─── AVAILABLE DATA ───

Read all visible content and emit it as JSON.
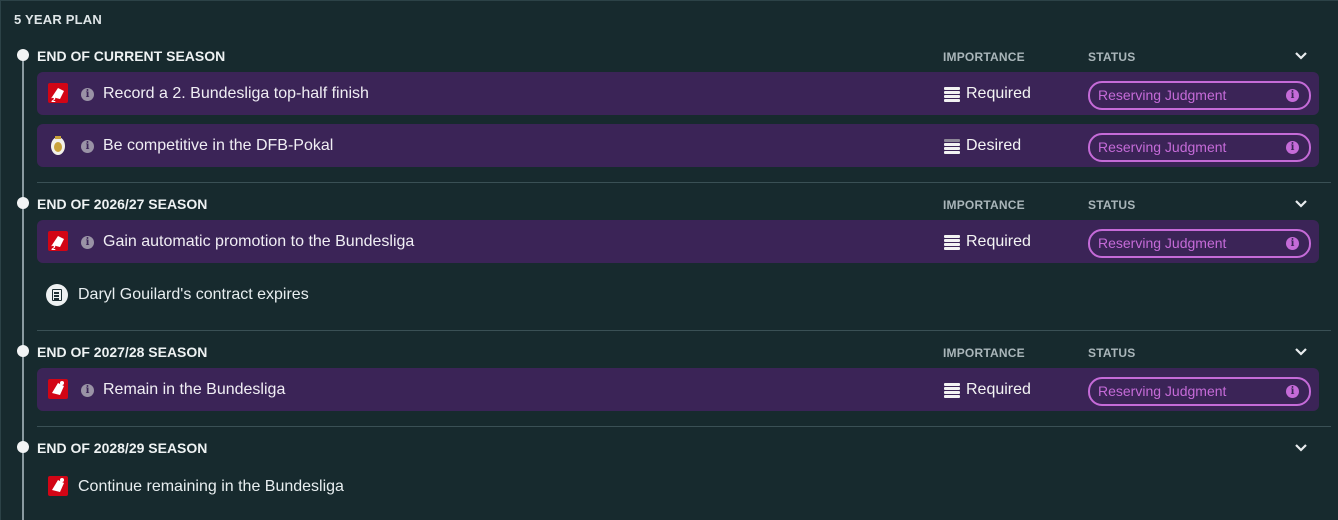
{
  "panel": {
    "title": "5 YEAR PLAN"
  },
  "columns": {
    "importance": "IMPORTANCE",
    "status": "STATUS"
  },
  "sections": [
    {
      "title": "END OF CURRENT SEASON",
      "objectives": [
        {
          "icon": "2-bundesliga-logo-icon",
          "text": "Record a 2. Bundesliga top-half finish",
          "importance": "Required",
          "status": "Reserving Judgment"
        },
        {
          "icon": "dfb-pokal-trophy-icon",
          "text": "Be competitive in the DFB-Pokal",
          "importance": "Desired",
          "status": "Reserving Judgment"
        }
      ]
    },
    {
      "title": "END OF 2026/27 SEASON",
      "objectives": [
        {
          "icon": "2-bundesliga-logo-icon",
          "text": "Gain automatic promotion to the Bundesliga",
          "importance": "Required",
          "status": "Reserving Judgment"
        }
      ],
      "events": [
        {
          "icon": "contract-icon",
          "text": "Daryl Gouilard's contract expires"
        }
      ]
    },
    {
      "title": "END OF 2027/28 SEASON",
      "objectives": [
        {
          "icon": "bundesliga-logo-icon",
          "text": "Remain in the Bundesliga",
          "importance": "Required",
          "status": "Reserving Judgment"
        }
      ]
    },
    {
      "title": "END OF 2028/29 SEASON",
      "events": [
        {
          "icon": "bundesliga-logo-icon",
          "text": "Continue remaining in the Bundesliga"
        }
      ]
    }
  ],
  "colors": {
    "background": "#172a2e",
    "row": "#3b2457",
    "status_accent": "#c56bd8",
    "bundesliga_red": "#d20515"
  }
}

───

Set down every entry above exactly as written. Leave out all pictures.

Read all visible content and emit it as JSON.
{
  "panel": {
    "title": "5 YEAR PLAN"
  },
  "columns": {
    "importance": "IMPORTANCE",
    "status": "STATUS"
  },
  "sections": [
    {
      "title": "END OF CURRENT SEASON",
      "objectives": [
        {
          "icon": "2-bundesliga-logo-icon",
          "text": "Record a 2. Bundesliga top-half finish",
          "importance": "Required",
          "status": "Reserving Judgment"
        },
        {
          "icon": "dfb-pokal-trophy-icon",
          "text": "Be competitive in the DFB-Pokal",
          "importance": "Desired",
          "status": "Reserving Judgment"
        }
      ]
    },
    {
      "title": "END OF 2026/27 SEASON",
      "objectives": [
        {
          "icon": "2-bundesliga-logo-icon",
          "text": "Gain automatic promotion to the Bundesliga",
          "importance": "Required",
          "status": "Reserving Judgment"
        }
      ],
      "events": [
        {
          "icon": "contract-icon",
          "text": "Daryl Gouilard's contract expires"
        }
      ]
    },
    {
      "title": "END OF 2027/28 SEASON",
      "objectives": [
        {
          "icon": "bundesliga-logo-icon",
          "text": "Remain in the Bundesliga",
          "importance": "Required",
          "status": "Reserving Judgment"
        }
      ]
    },
    {
      "title": "END OF 2028/29 SEASON",
      "events": [
        {
          "icon": "bundesliga-logo-icon",
          "text": "Continue remaining in the Bundesliga"
        }
      ]
    }
  ],
  "colors": {
    "background": "#172a2e",
    "row": "#3b2457",
    "status_accent": "#c56bd8",
    "bundesliga_red": "#d20515"
  }
}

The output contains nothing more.